Injury risk factors in junior tennis players: a prospective 2-year study

Scand J Med Sci Sports. 2012 Feb;22(1):40-8. doi: 10.1111/j.1600-0838.2010.01129.x. Epub 2010 Jun 18.


The aim was to investigate injury risk factors in junior tennis players. Fifty-five players, 35 boys and 20 girls, answered a questionnaire about training habits, time of exposure, previous injuries and equipment factors. A battery of clinical tests and functional performance tests were also carried out. All tennis-related injuries that occurred during a 2-year period were identified and recorded. An injury was defined as an injury if it was impossible to participate in regular tennis training or playing matches during at least one occasion, a time loss injury. Potential injury risk factors were tested in a forward stepwise logistic regression model for injury. Thirty-nine players sustained totally 100 new and recurrent injuries. Injuries to the lower extremity were the most common ones (51%) followed by the upper extremity (24%) and the trunk (24%). Injured players performed more singles per week (P<0.0001) and played more tennis hours per year (P=0.016) than the uninjured players. Playing tennis more than 6 h/week was found to be a risk factor for back pain. A previous injury regardless of location was identified as an injury risk factor, and a previous injury to the back was a risk factor for back pain.

MeSH terms

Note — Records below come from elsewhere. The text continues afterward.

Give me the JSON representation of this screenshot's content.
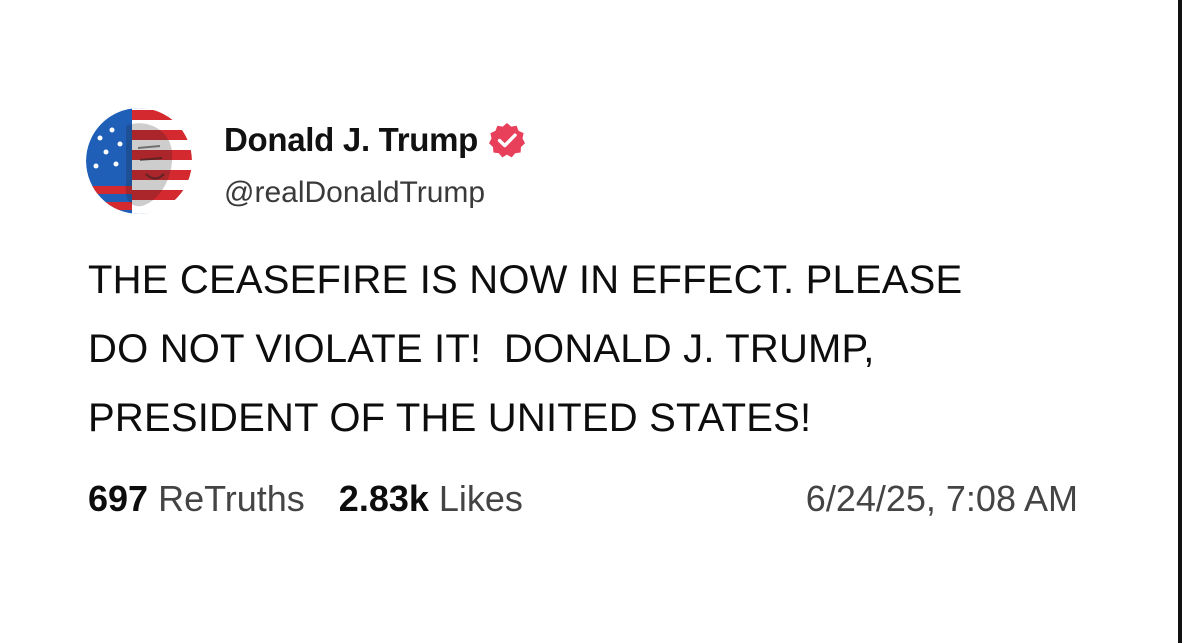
{
  "post": {
    "author": {
      "display_name": "Donald J. Trump",
      "handle": "@realDonaldTrump",
      "verified": true,
      "verified_icon": "verified-badge-icon",
      "verified_color": "#e83f5b"
    },
    "body": "THE CEASEFIRE IS NOW IN EFFECT. PLEASE\nDO NOT VIOLATE IT!  DONALD J. TRUMP,\nPRESIDENT OF THE UNITED STATES!",
    "stats": {
      "retruths_count": "697",
      "retruths_label": "ReTruths",
      "likes_count": "2.83k",
      "likes_label": "Likes"
    },
    "timestamp": "6/24/25, 7:08 AM"
  },
  "colors": {
    "background": "#ffffff",
    "text": "#0d0d0d",
    "muted_text": "#444444",
    "badge": "#e83f5b"
  }
}
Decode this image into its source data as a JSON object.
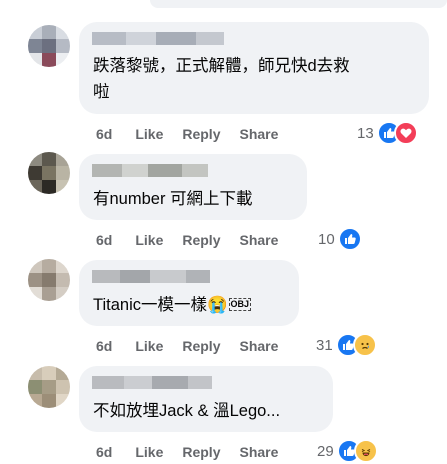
{
  "colors": {
    "bubble": "#f0f2f5",
    "meta": "#65676b",
    "like_blue": "#1877f2",
    "text": "#050505"
  },
  "comments": [
    {
      "text_lines": [
        "跌落黎號，正式解體，師兄快d去救",
        "啦"
      ],
      "time": "6d",
      "like": "Like",
      "reply": "Reply",
      "share": "Share",
      "count": "13",
      "reactions": [
        "like-icon",
        "love-icon"
      ]
    },
    {
      "text_lines": [
        "有number 可網上下載"
      ],
      "time": "6d",
      "like": "Like",
      "reply": "Reply",
      "share": "Share",
      "count": "10",
      "reactions": [
        "like-icon"
      ]
    },
    {
      "text_lines": [
        "Titanic一模一樣"
      ],
      "emoji": "😭",
      "obj": "OBJ",
      "time": "6d",
      "like": "Like",
      "reply": "Reply",
      "share": "Share",
      "count": "31",
      "reactions": [
        "like-icon",
        "sad-icon"
      ]
    },
    {
      "text_lines": [
        "不如放埋Jack & 溫Lego..."
      ],
      "time": "6d",
      "like": "Like",
      "reply": "Reply",
      "share": "Share",
      "count": "29",
      "reactions": [
        "like-icon",
        "haha-icon"
      ]
    }
  ]
}
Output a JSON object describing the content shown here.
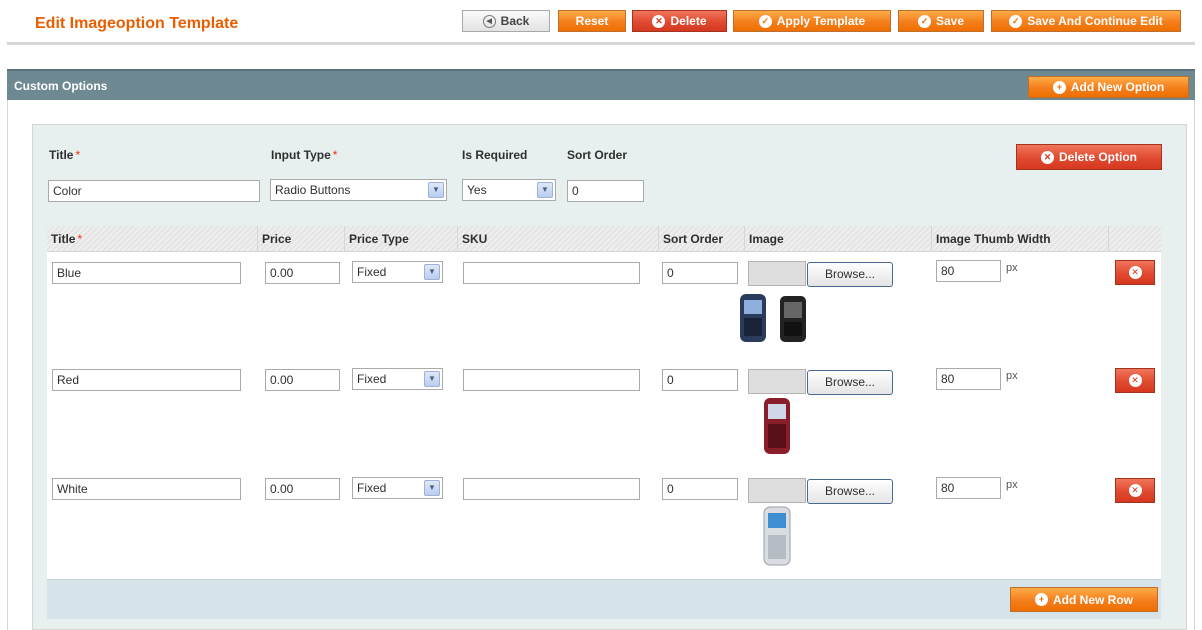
{
  "page": {
    "title": "Edit Imageoption Template"
  },
  "toolbar": {
    "back": "Back",
    "reset": "Reset",
    "delete": "Delete",
    "apply_template": "Apply Template",
    "save": "Save",
    "save_continue": "Save And Continue Edit"
  },
  "section": {
    "title": "Custom Options",
    "add_option": "Add New Option"
  },
  "option": {
    "labels": {
      "title": "Title",
      "input_type": "Input Type",
      "is_required": "Is Required",
      "sort_order": "Sort Order",
      "required_mark": "*"
    },
    "title_value": "Color",
    "input_type_value": "Radio Buttons",
    "is_required_value": "Yes",
    "sort_order_value": "0",
    "delete_option": "Delete Option"
  },
  "grid": {
    "columns": {
      "title": "Title",
      "price": "Price",
      "price_type": "Price Type",
      "sku": "SKU",
      "sort_order": "Sort Order",
      "image": "Image",
      "thumb_width": "Image Thumb Width"
    },
    "browse_label": "Browse...",
    "px_label": "px",
    "rows": [
      {
        "title": "Blue",
        "price": "0.00",
        "price_type": "Fixed",
        "sku": "",
        "sort_order": "0",
        "thumb_width": "80",
        "thumb_icon": "phone-pair-icon"
      },
      {
        "title": "Red",
        "price": "0.00",
        "price_type": "Fixed",
        "sku": "",
        "sort_order": "0",
        "thumb_width": "80",
        "thumb_icon": "red-phone-icon"
      },
      {
        "title": "White",
        "price": "0.00",
        "price_type": "Fixed",
        "sku": "",
        "sort_order": "0",
        "thumb_width": "80",
        "thumb_icon": "white-phone-icon"
      }
    ],
    "add_row": "Add New Row"
  },
  "colors": {
    "accent_orange": "#ee6f00",
    "delete_red": "#d5381f",
    "section_header": "#6f8992",
    "option_bg": "#e7efef",
    "title_orange": "#eb5e00"
  }
}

  • Adolescent
  • Athletic Injuries / etiology
  • Child
  • Exercise
  • Female
  • Humans
  • Logistic Models
  • Lower Extremity / injuries*
  • Male
  • Practice, Psychological
  • Prospective Studies
  • Risk Factors
  • Sports Equipment / adverse effects
  • Surveys and Questionnaires
  • Tennis / injuries*
  • Time Factors
  • Torso / injuries*
  • Upper Extremity / injuries*